The Mercedes Benz GL won Motor Trend's SUV of the Year award in a contest that pitted it against 10 other sport utilities. To be eligible for the competition, the vehicle either has to be completely new or substantially redesigned for the 2012 model year. The 2013 Mercedes GL swept the SUV of the Year award because of its performance, design, and value.
Once, recruitment centers attracted thousands looking for work a day, but now big crowds are hard to find. Companies like Foxconn, which assembles most of the world's iPads and iPhones, are struggling to find workers to fill their massive facilities as more young Chinese shun the factory floor.
Reuters' Lisa Bernhard and Ernest Scheyder take a look at unexpected earnings from Bank of America as Citigroup post-Pandit looks positive, and a 'big deal' in the chip space as chip makers look to be on the cutting edge, especially as consumers get more and more into mobile devices.

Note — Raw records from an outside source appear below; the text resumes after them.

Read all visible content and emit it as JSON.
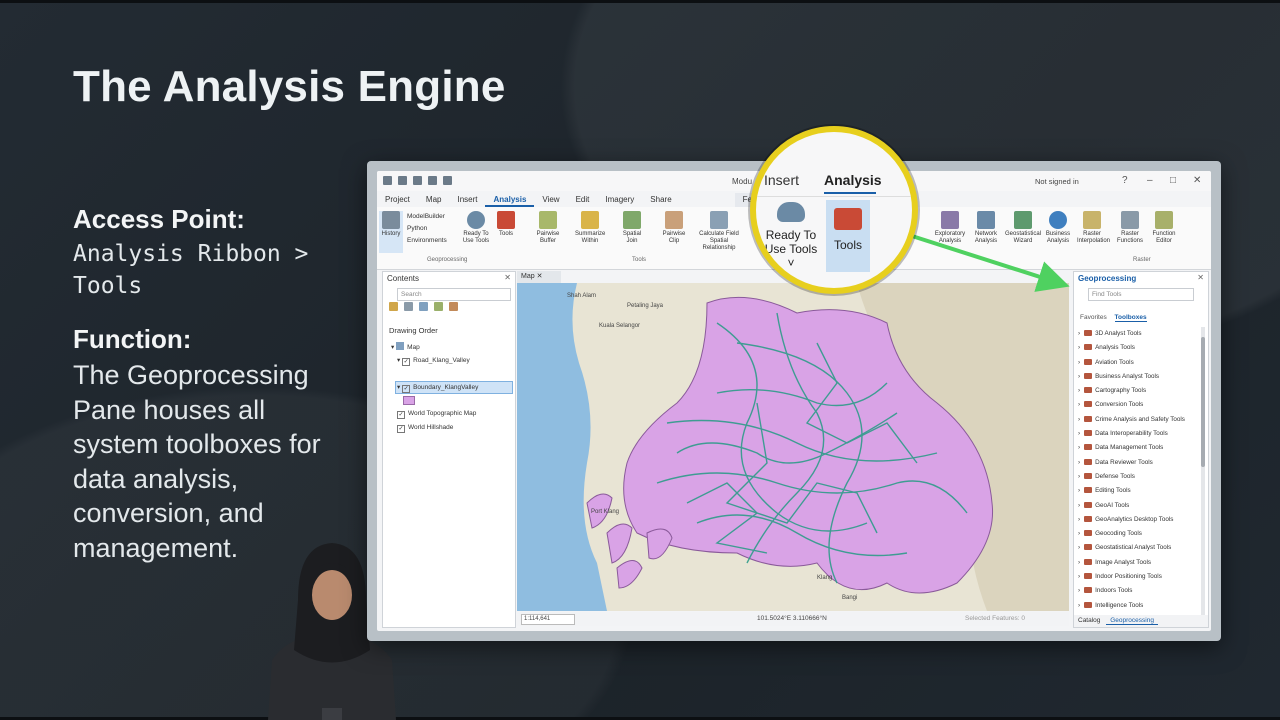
{
  "slide": {
    "title": "The Analysis Engine",
    "access_label": "Access Point:",
    "access_path_line1": "Analysis Ribbon >",
    "access_path_line2": "Tools",
    "function_label": "Function:",
    "function_text": "The Geoprocessing Pane houses all system toolboxes for data analysis, conversion, and management."
  },
  "app": {
    "title_center": "Modu",
    "signed_in": "Not signed in",
    "ribbon_tabs": [
      "Project",
      "Map",
      "Insert",
      "Analysis",
      "View",
      "Edit",
      "Imagery",
      "Share",
      "Feature Layer"
    ],
    "active_tab": "Analysis",
    "ribbon_left": {
      "history": "History",
      "modelbuilder": "ModelBuilder",
      "python": "Python",
      "environments": "Environments",
      "ready_to_use": "Ready To Use Tools",
      "tools": "Tools",
      "group": "Geoprocessing"
    },
    "tool_buttons": [
      "Pairwise Buffer",
      "Summarize Within",
      "Spatial Join",
      "Pairwise Clip",
      "Calculate Field Spatial Relationship"
    ],
    "tool_group": "Tools",
    "right_buttons": [
      "Exploratory Analysis",
      "Network Analysis",
      "Geostatistical Wizard",
      "Business Analysis",
      "Raster Interpolation",
      "Raster Functions",
      "Function Editor"
    ],
    "raster_group": "Raster"
  },
  "contents": {
    "title": "Contents",
    "search_placeholder": "Search",
    "drawing_order": "Drawing Order",
    "layers": {
      "map": "Map",
      "road": "Road_Klang_Valley",
      "boundary": "Boundary_KlangValley",
      "topo": "World Topographic Map",
      "hillshade": "World Hillshade"
    }
  },
  "map": {
    "tab": "Map",
    "scale": "1:114,641",
    "coords": "101.5024°E 3.110666°N",
    "selected_features": "Selected Features: 0",
    "place_labels": [
      "Shah Alam",
      "Petaling Jaya",
      "Kuala Selangor",
      "Port Klang",
      "Klang",
      "Bangi"
    ]
  },
  "geoprocessing": {
    "title": "Geoprocessing",
    "search_placeholder": "Find Tools",
    "tab_favorites": "Favorites",
    "tab_toolboxes": "Toolboxes",
    "toolboxes": [
      "3D Analyst Tools",
      "Analysis Tools",
      "Aviation Tools",
      "Business Analyst Tools",
      "Cartography Tools",
      "Conversion Tools",
      "Crime Analysis and Safety Tools",
      "Data Interoperability Tools",
      "Data Management Tools",
      "Data Reviewer Tools",
      "Defense Tools",
      "Editing Tools",
      "GeoAI Tools",
      "GeoAnalytics Desktop Tools",
      "Geocoding Tools",
      "Geostatistical Analyst Tools",
      "Image Analyst Tools",
      "Indoor Positioning Tools",
      "Indoors Tools",
      "Intelligence Tools"
    ],
    "footer_catalog": "Catalog",
    "footer_geoprocessing": "Geoprocessing"
  },
  "callout": {
    "insert": "Insert",
    "analysis": "Analysis",
    "ready_line1": "Ready To",
    "ready_line2": "Use Tools ˅",
    "tools": "Tools"
  },
  "colors": {
    "highlight_ring": "#e7cf1d",
    "arrow": "#4fd160",
    "road_network": "#2f9c8a",
    "boundary_fill": "#d9a3e6",
    "water": "#8fbde0"
  }
}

There are four tech titans, according to Google Executive Chairman Eric Schmidt—Google, Apple, Amazon, and Facebook. The biggest battle of the information age right now is between Apple and Google, and they are locked in a ''defining'' battle as two of the dominant players in the technology industry, Schmidt says.

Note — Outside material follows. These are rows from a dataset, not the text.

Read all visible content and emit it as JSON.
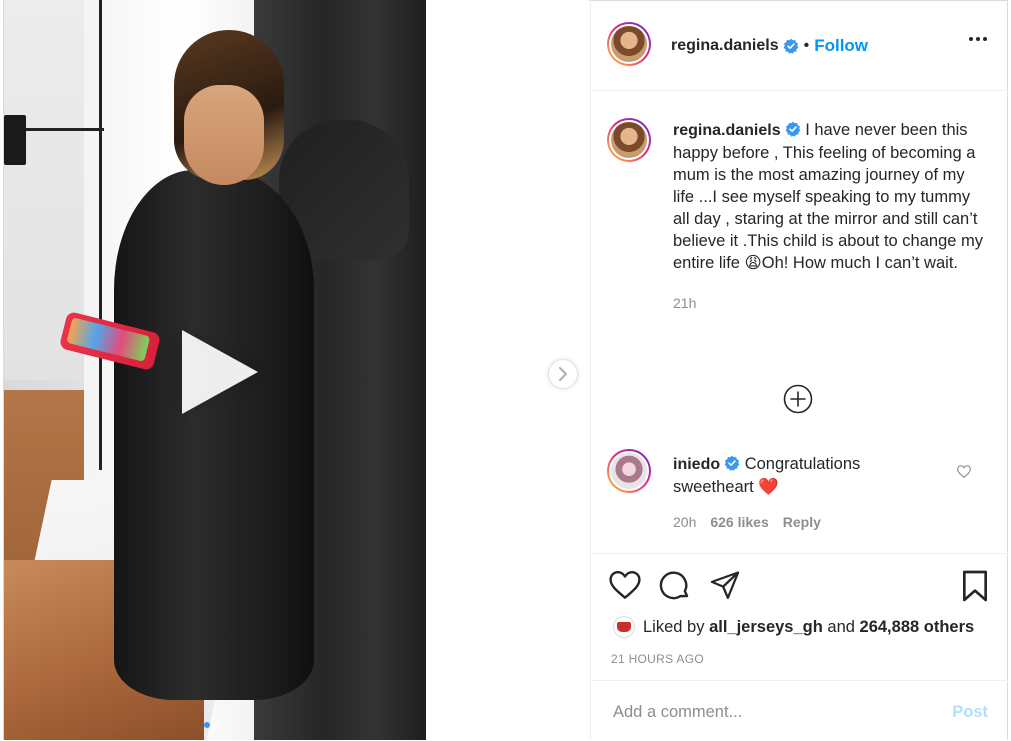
{
  "post": {
    "username": "regina.daniels",
    "follow_label": "Follow",
    "more_label": "•••",
    "caption_username": "regina.daniels",
    "caption_part1": "I have never been this happy before , This feeling of becoming a mum is the most amazing journey of my life ...I see myself speaking to my tummy all day , staring at the mirror and still can’t believe it .This child is about to change my entire life ",
    "caption_emoji": "😩",
    "caption_part2": "Oh! How much I can’t wait.",
    "caption_time": "21h",
    "likes_prefix": "Liked by",
    "likes_user": "all_jerseys_gh",
    "likes_and": "and",
    "likes_others": "264,888 others",
    "posted_ago": "21 HOURS AGO"
  },
  "media": {
    "carousel_count": 2,
    "active_index": 0
  },
  "comments": [
    {
      "username": "iniedo",
      "text": "Congratulations sweetheart",
      "emoji": "❤️",
      "time": "20h",
      "likes": "626 likes",
      "reply_label": "Reply"
    }
  ],
  "composer": {
    "placeholder": "Add a comment...",
    "post_label": "Post"
  },
  "colors": {
    "accent": "#0095f6",
    "verified": "#3897f0",
    "post_disabled": "#b2dffc"
  },
  "icons": [
    "verified-icon",
    "more-icon",
    "add-circle-icon",
    "heart-icon",
    "comment-icon",
    "share-icon",
    "bookmark-icon",
    "play-icon",
    "chevron-right-icon"
  ]
}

Lithium ion batteries are in everything from smartphones to laptops to electric cars, and the biggest complaint about these batteries is that they just don't last long enough. Researchers at Argonne National Laboratory are developing car and smartphone batteries that can hold 50 percent more energy.
Here's a car you're not going to see very often—the Bugatti Veyron 16.4 Grand Sport Vitesse. More than just a special edition of the Veyron Grand Sport, this Bugatti souped-up this super car with 16 cylinders and 1,200 horsepower. And for $2.5 million, you get what you pay for.
IMF chief economist Olivier Blanchard says a recession is unlikely unless lawmakers don't act soon and the United States plunges off the fiscal cliff. Blanchard lays out the whole scenario in this brief, yet informative, CNN Money video.
Scientists at the University of Manchester have developed a prototype carpet containing plastic optical fibers which can detect the pressure exerted by someone when they fall or change their gait while walking. The carpet is connected to a computer system and is designed for use in assisted living facilities where fall-related injuries are common.
Computer scientists at Zhejiang University in China have developed a way to fly a drone with the power of their thoughts. The team says their technology will eventually allow people with disabilities to operate machines and live more independent lives.
The days are past (if they ever existed) when a person, company, or brand could tightly control their reputation. Tim Leberecht offers three big ideas about accepting that loss of control, even designing for it—and using it as an impetus to recommit to your values.
Gadgets galore—many uniquely Japanese—were on display at the busy CEATEC fair, the largest electronics exhibition in Asia, just outside Tokyo. Reuters' Jon Gordon gets hands-on with the most intriguing of the bunch on display, including everything from the "weird" to the "wacky."
In today's 3XSQ, take a look at an early read on U.S. earning season, which started with a warning from Alcoa, a profit turned for Yum! Brands, and plans to slash costs at Federal Express. And then check out Amazon's new Netflix-like video library, and how dinosaurs can come to life with a new "dino app."
With the deadline fast approaching, the race is on to keep BAE's mega-merger with EADS from hitting the ground. A stand-off between European governments over state shareholdings threatens to destroy the deal between the UK arms firm and Airbus parent as plans are made to give both sides extra time.
Oracle sells more software to businesses than any other company in the world. The company's CEO, Mark Hurd, recently spoke to the New York Times about investing in big data, what it means for Oracle, and what it means for its customers.